Veterinarians can learn about llama and alpaca care and gain continuing education credits anytime through an online program out of Kansas State University.
The distance education program, which is in its first year of development, includes training in herd health, nutrition, reproduction, neonatology, medicine, and surgery.
Dr. David E. Anderson, head of agricultural practices in the university's College of Veterinary Medicine Clinical Sciences Department, has received positive feedback from veterinarians who took courses as well as suggestions for new subjects. He and assistant professor Dr. Meredyth L. Jones co-direct the program. They are collaborating with Dr. Dusty Nagy at the University of Missouri-Columbia and Dr. Melanie Boileau at Oklahoma State University.
The five-year initiative to create the continuing education program is funded by a $20,000 grant from the Mid-America Alpaca Foundation.
Foundation President Pete Caffrey, who has raised alpacas for eight years, said the education project started with a conversation he, his wife, and other alpaca breeders had about the difficulties in finding veterinarians with experience treating alpacas.

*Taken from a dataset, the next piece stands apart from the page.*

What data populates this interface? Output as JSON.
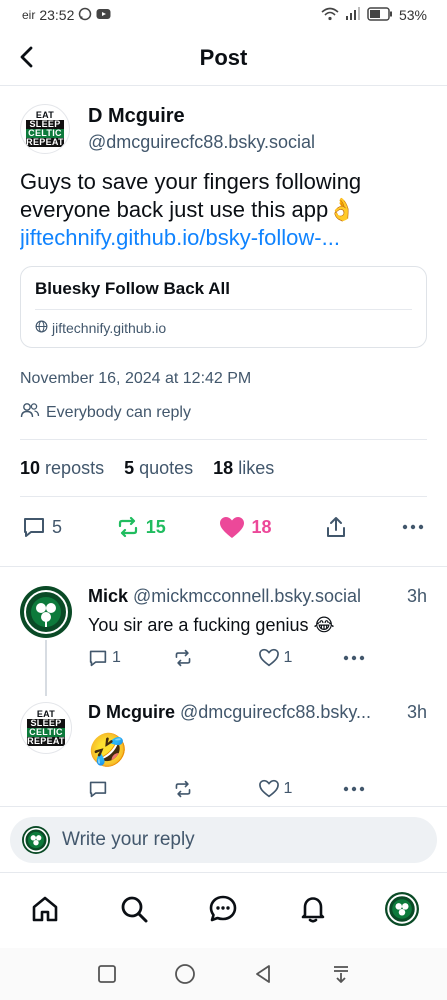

They decided to use profits from an alpaca show and silent auction to increase awareness of the animals. Those profits are split among efforts to increase camelid education for college students and current practitioners.
Caffrey hopes there will be between 40 and 60 hours of camelid CE available to veterinarians through the KSU site within the next five years. He expects some of the courses, such as pasture management, may help owners and breeders as well.
The Camelid Distance Education Program Web site is http://www.vet.k-state.edu/education/continuing/.